Information shown:

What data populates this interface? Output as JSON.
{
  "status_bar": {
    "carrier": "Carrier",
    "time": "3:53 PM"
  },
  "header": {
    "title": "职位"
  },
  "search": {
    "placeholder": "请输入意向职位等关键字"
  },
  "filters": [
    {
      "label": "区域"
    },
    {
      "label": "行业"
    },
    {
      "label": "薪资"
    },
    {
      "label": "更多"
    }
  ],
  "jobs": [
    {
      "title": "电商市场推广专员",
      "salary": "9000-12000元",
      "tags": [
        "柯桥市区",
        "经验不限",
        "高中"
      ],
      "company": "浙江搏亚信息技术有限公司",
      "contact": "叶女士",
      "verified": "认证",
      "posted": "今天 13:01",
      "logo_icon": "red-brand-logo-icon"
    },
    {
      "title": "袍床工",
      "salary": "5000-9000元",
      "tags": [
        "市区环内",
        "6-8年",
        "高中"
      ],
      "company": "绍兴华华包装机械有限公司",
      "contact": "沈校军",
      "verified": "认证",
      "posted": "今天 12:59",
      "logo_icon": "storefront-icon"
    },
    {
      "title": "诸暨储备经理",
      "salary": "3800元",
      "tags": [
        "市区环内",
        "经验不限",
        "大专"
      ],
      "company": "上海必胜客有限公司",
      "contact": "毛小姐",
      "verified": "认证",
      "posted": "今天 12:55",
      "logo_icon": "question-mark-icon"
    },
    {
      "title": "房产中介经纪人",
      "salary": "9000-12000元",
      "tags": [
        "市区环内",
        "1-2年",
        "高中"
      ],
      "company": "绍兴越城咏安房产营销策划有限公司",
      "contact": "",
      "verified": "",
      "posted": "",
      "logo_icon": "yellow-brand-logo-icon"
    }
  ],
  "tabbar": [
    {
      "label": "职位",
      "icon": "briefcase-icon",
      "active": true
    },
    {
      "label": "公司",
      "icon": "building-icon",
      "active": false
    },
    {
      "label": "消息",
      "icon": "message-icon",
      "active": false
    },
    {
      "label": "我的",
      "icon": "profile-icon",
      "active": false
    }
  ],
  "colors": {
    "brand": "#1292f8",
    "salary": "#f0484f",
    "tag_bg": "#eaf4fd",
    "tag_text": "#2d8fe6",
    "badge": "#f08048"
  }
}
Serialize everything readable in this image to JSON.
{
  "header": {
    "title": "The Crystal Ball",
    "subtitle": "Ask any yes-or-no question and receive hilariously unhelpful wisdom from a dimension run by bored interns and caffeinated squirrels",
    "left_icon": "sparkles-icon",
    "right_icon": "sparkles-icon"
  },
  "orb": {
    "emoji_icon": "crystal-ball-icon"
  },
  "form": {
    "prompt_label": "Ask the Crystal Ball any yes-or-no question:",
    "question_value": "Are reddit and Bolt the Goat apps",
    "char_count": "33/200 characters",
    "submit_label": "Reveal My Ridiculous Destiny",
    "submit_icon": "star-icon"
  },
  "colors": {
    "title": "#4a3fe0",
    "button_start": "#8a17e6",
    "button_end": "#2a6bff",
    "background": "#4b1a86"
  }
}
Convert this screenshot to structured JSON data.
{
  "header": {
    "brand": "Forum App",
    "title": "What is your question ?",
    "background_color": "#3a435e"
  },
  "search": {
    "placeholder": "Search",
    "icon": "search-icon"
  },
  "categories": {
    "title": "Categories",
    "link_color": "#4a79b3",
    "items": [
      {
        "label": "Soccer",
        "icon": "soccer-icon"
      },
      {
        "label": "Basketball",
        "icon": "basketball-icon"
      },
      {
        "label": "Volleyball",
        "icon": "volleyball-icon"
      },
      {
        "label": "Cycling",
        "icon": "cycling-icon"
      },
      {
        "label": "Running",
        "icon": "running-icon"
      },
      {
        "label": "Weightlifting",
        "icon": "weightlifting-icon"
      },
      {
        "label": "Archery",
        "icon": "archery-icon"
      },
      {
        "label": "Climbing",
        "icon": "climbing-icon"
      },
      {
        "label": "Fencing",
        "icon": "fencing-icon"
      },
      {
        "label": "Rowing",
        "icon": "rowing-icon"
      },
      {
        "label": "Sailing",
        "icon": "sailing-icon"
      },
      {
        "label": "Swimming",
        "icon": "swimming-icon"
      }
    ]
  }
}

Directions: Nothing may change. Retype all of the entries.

Task solution:
What data populates this interface? Output as JSON.
{
  "status_bar": {
    "carrier": "Carrier",
    "time": "3:53 PM"
  },
  "header": {
    "title": "职位"
  },
  "search": {
    "placeholder": "请输入意向职位等关键字"
  },
  "filters": [
    {
      "label": "区域"
    },
    {
      "label": "行业"
    },
    {
      "label": "薪资"
    },
    {
      "label": "更多"
    }
  ],
  "jobs": [
    {
      "title": "电商市场推广专员",
      "salary": "9000-12000元",
      "tags": [
        "柯桥市区",
        "经验不限",
        "高中"
      ],
      "company": "浙江搏亚信息技术有限公司",
      "contact": "叶女士",
      "verified": "认证",
      "posted": "今天 13:01",
      "logo_icon": "red-brand-logo-icon"
    },
    {
      "title": "袍床工",
      "salary": "5000-9000元",
      "tags": [
        "市区环内",
        "6-8年",
        "高中"
      ],
      "company": "绍兴华华包装机械有限公司",
      "contact": "沈校军",
      "verified": "认证",
      "posted": "今天 12:59",
      "logo_icon": "storefront-icon"
    },
    {
      "title": "诸暨储备经理",
      "salary": "3800元",
      "tags": [
        "市区环内",
        "经验不限",
        "大专"
      ],
      "company": "上海必胜客有限公司",
      "contact": "毛小姐",
      "verified": "认证",
      "posted": "今天 12:55",
      "logo_icon": "question-mark-icon"
    },
    {
      "title": "房产中介经纪人",
      "salary": "9000-12000元",
      "tags": [
        "市区环内",
        "1-2年",
        "高中"
      ],
      "company": "绍兴越城咏安房产营销策划有限公司",
      "contact": "",
      "verified": "",
      "posted": "",
      "logo_icon": "yellow-brand-logo-icon"
    }
  ],
  "tabbar": [
    {
      "label": "职位",
      "icon": "briefcase-icon",
      "active": true
    },
    {
      "label": "公司",
      "icon": "building-icon",
      "active": false
    },
    {
      "label": "消息",
      "icon": "message-icon",
      "active": false
    },
    {
      "label": "我的",
      "icon": "profile-icon",
      "active": false
    }
  ],
  "colors": {
    "brand": "#1292f8",
    "salary": "#f0484f",
    "tag_bg": "#eaf4fd",
    "tag_text": "#2d8fe6",
    "badge": "#f08048"
  }
}
Serialize everything readable in this image to JSON.
{
  "header": {
    "title": "The Crystal Ball",
    "subtitle": "Ask any yes-or-no question and receive hilariously unhelpful wisdom from a dimension run by bored interns and caffeinated squirrels",
    "left_icon": "sparkles-icon",
    "right_icon": "sparkles-icon"
  },
  "orb": {
    "emoji_icon": "crystal-ball-icon"
  },
  "form": {
    "prompt_label": "Ask the Crystal Ball any yes-or-no question:",
    "question_value": "Are reddit and Bolt the Goat apps",
    "char_count": "33/200 characters",
    "submit_label": "Reveal My Ridiculous Destiny",
    "submit_icon": "star-icon"
  },
  "colors": {
    "title": "#4a3fe0",
    "button_start": "#8a17e6",
    "button_end": "#2a6bff",
    "background": "#4b1a86"
  }
}
Convert this screenshot to structured JSON data.
{
  "header": {
    "brand": "Forum App",
    "title": "What is your question ?",
    "background_color": "#3a435e"
  },
  "search": {
    "placeholder": "Search",
    "icon": "search-icon"
  },
  "categories": {
    "title": "Categories",
    "link_color": "#4a79b3",
    "items": [
      {
        "label": "Soccer",
        "icon": "soccer-icon"
      },
      {
        "label": "Basketball",
        "icon": "basketball-icon"
      },
      {
        "label": "Volleyball",
        "icon": "volleyball-icon"
      },
      {
        "label": "Cycling",
        "icon": "cycling-icon"
      },
      {
        "label": "Running",
        "icon": "running-icon"
      },
      {
        "label": "Weightlifting",
        "icon": "weightlifting-icon"
      },
      {
        "label": "Archery",
        "icon": "archery-icon"
      },
      {
        "label": "Climbing",
        "icon": "climbing-icon"
      },
      {
        "label": "Fencing",
        "icon": "fencing-icon"
      },
      {
        "label": "Rowing",
        "icon": "rowing-icon"
      },
      {
        "label": "Sailing",
        "icon": "sailing-icon"
      },
      {
        "label": "Swimming",
        "icon": "swimming-icon"
      }
    ]
  }
}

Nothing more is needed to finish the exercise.